I’ve listened to about as much of the Alito confirmation hearings today as I can stand. Democrats continue to press the same issues over and over again and continue to receive the same responses. Republicans continue to respond with the same platitudes. It reminds me of nothing so much as a computer user who keeps doing exactly the same (incorrect) thing over and over again hoping impossibly that on one of the repetitions he or she will see a different result.
The news of the day IMO was the sharp exchange between Committee Chairman Arlen Specter and Massachusetts Senator Ted Kennedy:
The questions about CAP led to a testy exchange between Kennedy and Committee Chairman Arlen Specter, R-Pa. Last month, Kennedy sent a letter to Specter seeking a committee subpoena for private documents of William A. Rusher, a founder of the group, that Kennedy said might shed light on Alito’s membership. Specter said he had not received the letter and bristled at Kennedy’s pledge to push repeatedly for a committee vote on a subpoena.

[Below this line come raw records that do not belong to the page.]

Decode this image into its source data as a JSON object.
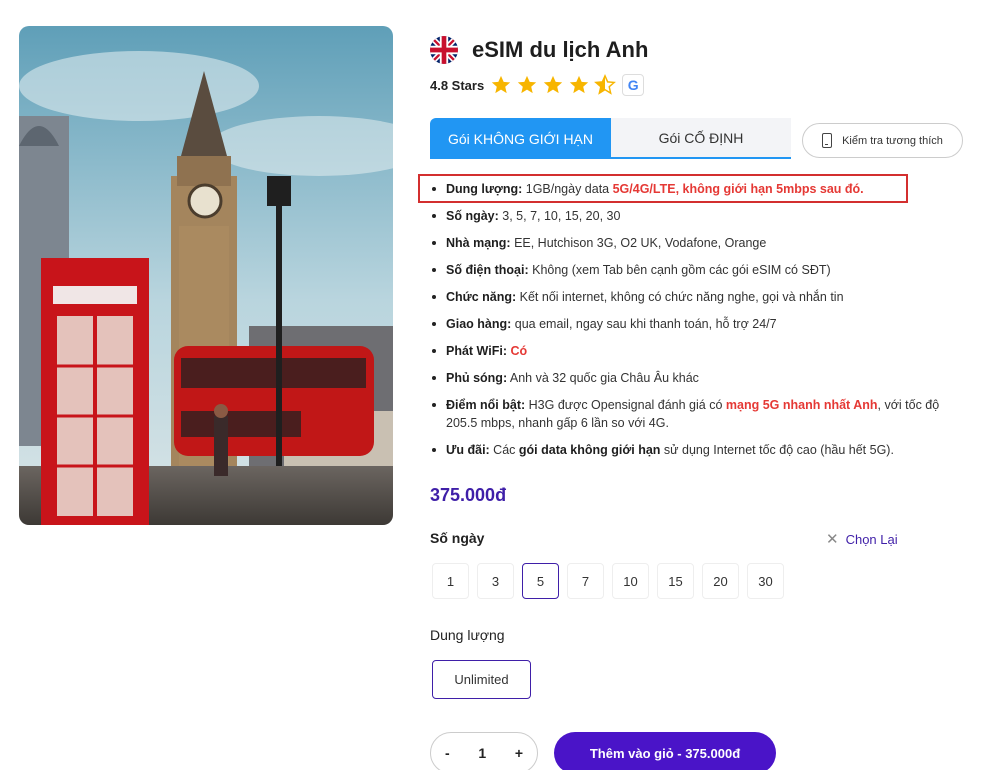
{
  "product": {
    "title": "eSIM du lịch Anh",
    "rating_text": "4.8 Stars",
    "rating_value": 4.5,
    "rating_max": 5,
    "image_icon": "london-big-ben-photo",
    "flag_icon": "uk-flag-icon"
  },
  "tabs": [
    {
      "label": "Gói KHÔNG GIỚI HẠN",
      "active": true
    },
    {
      "label": "Gói CỐ ĐỊNH",
      "active": false
    }
  ],
  "compat_button": "Kiểm tra tương thích",
  "specs": [
    {
      "key": "Dung lượng:",
      "text": " 1GB/ngày data ",
      "red": "5G/4G/LTE, không giới hạn 5mbps sau đó."
    },
    {
      "key": "Số ngày:",
      "text": " 3, 5, 7, 10, 15, 20, 30"
    },
    {
      "key": "Nhà mạng:",
      "text": " EE, Hutchison 3G, O2 UK, Vodafone, Orange"
    },
    {
      "key": "Số điện thoại:",
      "text": " Không (xem Tab bên cạnh gồm các gói eSIM có SĐT)"
    },
    {
      "key": "Chức năng:",
      "text": " Kết nối internet, không có chức năng nghe, gọi và nhắn tin"
    },
    {
      "key": "Giao hàng:",
      "text": " qua email, ngay sau khi thanh toán, hỗ trợ 24/7"
    },
    {
      "key": "Phát WiFi:",
      "text": " ",
      "red": "Có"
    },
    {
      "key": "Phủ sóng:",
      "text": " Anh và 32 quốc gia Châu Âu khác"
    },
    {
      "key": "Điểm nổi bật:",
      "text_a": " H3G được Opensignal đánh giá có ",
      "red": "mạng 5G nhanh nhất Anh",
      "text_b": ", với tốc độ 205.5 mbps, nhanh gấp 6 lần so với 4G."
    },
    {
      "key": "Ưu đãi:",
      "text_a": " Các ",
      "bold": "gói data không giới hạn",
      "text_b": " sử dụng Internet tốc độ cao (hầu hết 5G)."
    }
  ],
  "price": "375.000đ",
  "days_label": "Số ngày",
  "reset_label": "Chọn Lại",
  "days": [
    "1",
    "3",
    "5",
    "7",
    "10",
    "15",
    "20",
    "30"
  ],
  "selected_day": "5",
  "data_label": "Dung lượng",
  "data_option": "Unlimited",
  "quantity": {
    "minus": "-",
    "value": "1",
    "plus": "+"
  },
  "cart_button": "Thêm vào giỏ - 375.000đ",
  "colors": {
    "accent": "#4a14c8",
    "tab_active": "#2196f3",
    "red": "#e53935",
    "star": "#f7b500"
  }
}
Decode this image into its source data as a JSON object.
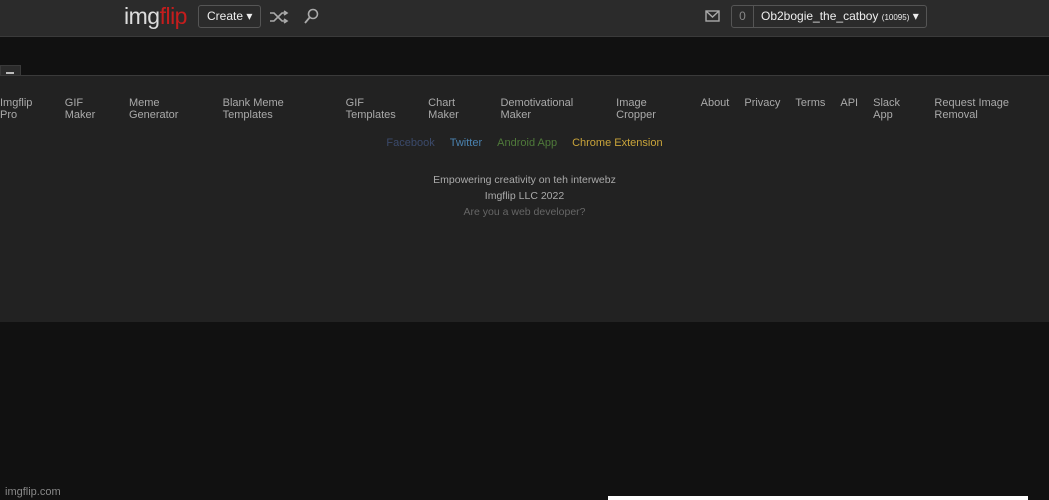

“I will not have you run this committee,” said Specter, who brushed aside Kennedy’s threats.
- Petulant children?
- Crotchety old men?
- Old toads so puffed up with their own importance that they croak at every imagined impuning of their imagined dignity?
The process is working less to cast doubt about Alito than to cast doubt about the Senate.
ANOTHER UPDATE: Joe Gandelman’s take on the Alito hearing so far:
If Shapiro’s impression is the one that Mrs. Smith in Peoria has then she’ll decide the Democrats couldn’t get anything new out of him due to:
* him stonewalling. That requires an assumption about his political character that nonpartisans may not have.
* the Democrats being incompetent and basically outclassed politically (more or less what Shapiro, a shrewd judge of politics, seems to feel).
* nothing damaging was really there.
All of this suggests that unless there is some “defining moment” (HATE that phrase) this could wind up being the usual type of political matter in 21st-Century America with partisans on both sides riled up and with many swing voters pointedly less so.
Which suggests, if Shapiro is correct, that (a) the Republicans benefit by doing what they’re doing the way they’re doing it (b) the Democrats would not be the kinds of lawyers you’d want to hire if you were up for a murder charge (c) there could be some polarizing or bitter end to all of this…but in the end Alito will be saying hello each day to John Roberts.
I think there’s actually a little more going on here than Joe is painting it. As I see it there are at least two presidential aspirants among the Democrats: Joe Biden and Russ Feingold. These hearings have provided an opportunity for each to re-introduce themselves to Democratic Party primary voters. Biden has squandered this opportunity. Feingold has fared somewhat better; I expect his star to rise.
YET ANOTHER UPDATE: Richard Cohen at The Washington Post has a similar observation on Biden from a slightly different vantage point:
The seniority that makes Biden so knowledgeable on foreign policy — a conversation with him is always instructive — is also what cripples. He has been in the Senate since 1973 and suffers, as nearly all senators do sooner or later, from the conviction that he and his colleagues are the center of the world. After all, no one — with the possible exception of family members — ever tells a senator to shut up. They are surrounded by fawning staff and generally treated as minor deities. They lose perspective, which is why, now that you’ve asked, they talk and talk at these hearings. They are convinced the world is watching. Actually, it’s only a half a dozen shut-ins on C-SPAN — and, of course, the nearly catatonic press corps. Everyone else is playing computer solitaire.
Biden ran for president once before — and then, too, his mouth went off on its own. (In 1988, his stump speech was perilously similar to the one used by Neil Kinnock, Britain’s Labor Party leader.) This time seems no different, except the loss is greater. Foreign policy, Biden’s specialty, is the number one issue. He has much to say — and then too much to add. He is an anatomical disaster. His Achilles’ heel is his mouth.
And from Marshall Wittman:
Sam Alito would not be the Moose’s choice in a Supreme Court nominee. He is far too differential to money power. And of course, he has been evasive in his answers – that is the way the game is now played.
Alas, however, the Moose did not win the last Presidential election – and neither did the donkey. While it is the proper role of the opposition party to grill a nominee, it should not at the same time make fools of themselves and expose their own weaknesses. More importantly, the donkey should consider the values and views of voters they need and have lost before the agendas of liberal interest groups.
He also notes a column of David Brooks’s:
The big story of American politics, which was underlined by every hour of the Alito hearings, is that sometime between 1932 and 1968, the DNA of the Democratic Party fundamentally changed. In 1932, the Democrats had working-class DNA. Today, the Democrats have different DNA, the DNA of a minority party.